Extract, from the records beneath this instruction, each line that contains the word "JSON".

• _INFORMATION SHOWN_

------------------------------------

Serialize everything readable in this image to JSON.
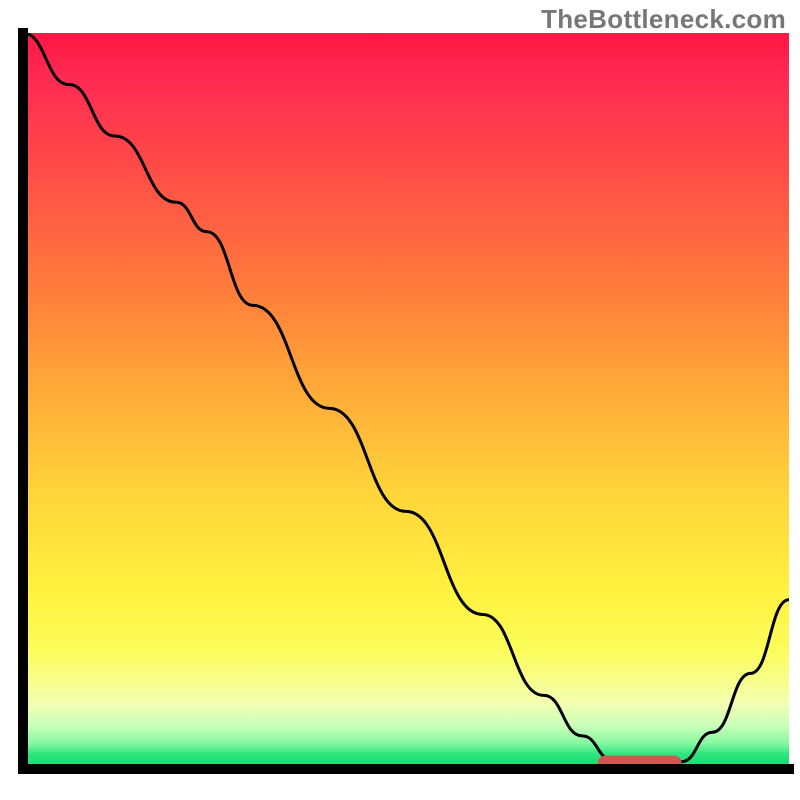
{
  "watermark": "TheBottleneck.com",
  "colors": {
    "gradient_top": "#ff1744",
    "gradient_bottom": "#13d96d",
    "axis": "#000000",
    "curve": "#000000",
    "marker": "#cf584f",
    "watermark": "#777777"
  },
  "chart_data": {
    "type": "line",
    "title": "",
    "xlabel": "",
    "ylabel": "",
    "xlim": [
      0,
      100
    ],
    "ylim": [
      0,
      100
    ],
    "x": [
      0,
      6,
      12,
      20,
      24,
      30,
      40,
      50,
      60,
      68,
      73,
      77,
      82,
      86,
      90,
      95,
      100
    ],
    "values": [
      100,
      93,
      86,
      77,
      73,
      63,
      49,
      35,
      21,
      10,
      4.5,
      1.2,
      0.5,
      1.0,
      5,
      13,
      23
    ],
    "annotations": [
      {
        "label": "marker",
        "x_start": 76,
        "x_end": 85,
        "y": 0.8
      }
    ]
  }
}
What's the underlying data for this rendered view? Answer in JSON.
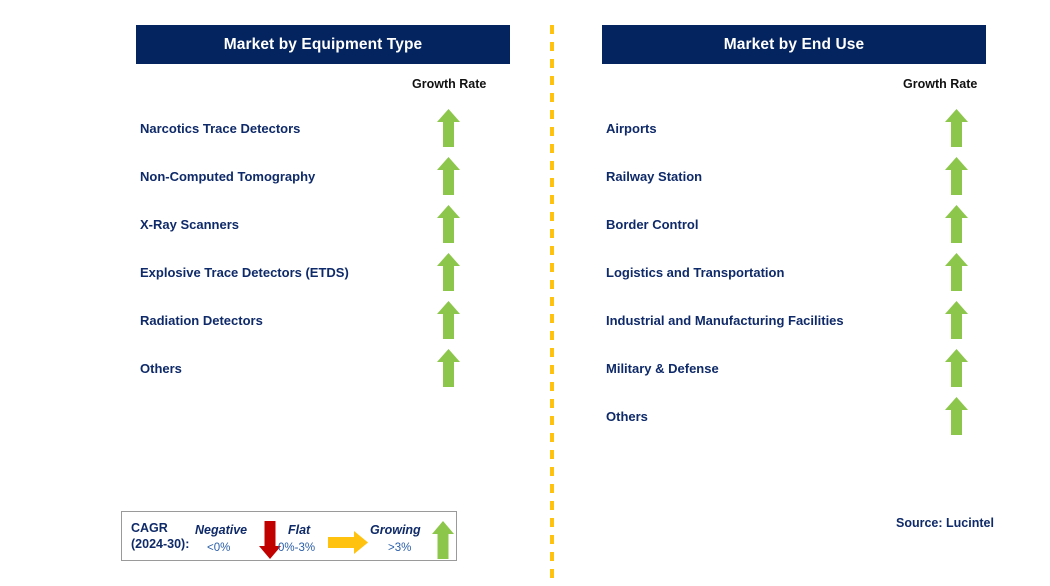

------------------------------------

• _WRITTEN ANSWER_
Serialize everything readable in this image to JSON.
What's the underlying data for this rendered view? Answer in JSON.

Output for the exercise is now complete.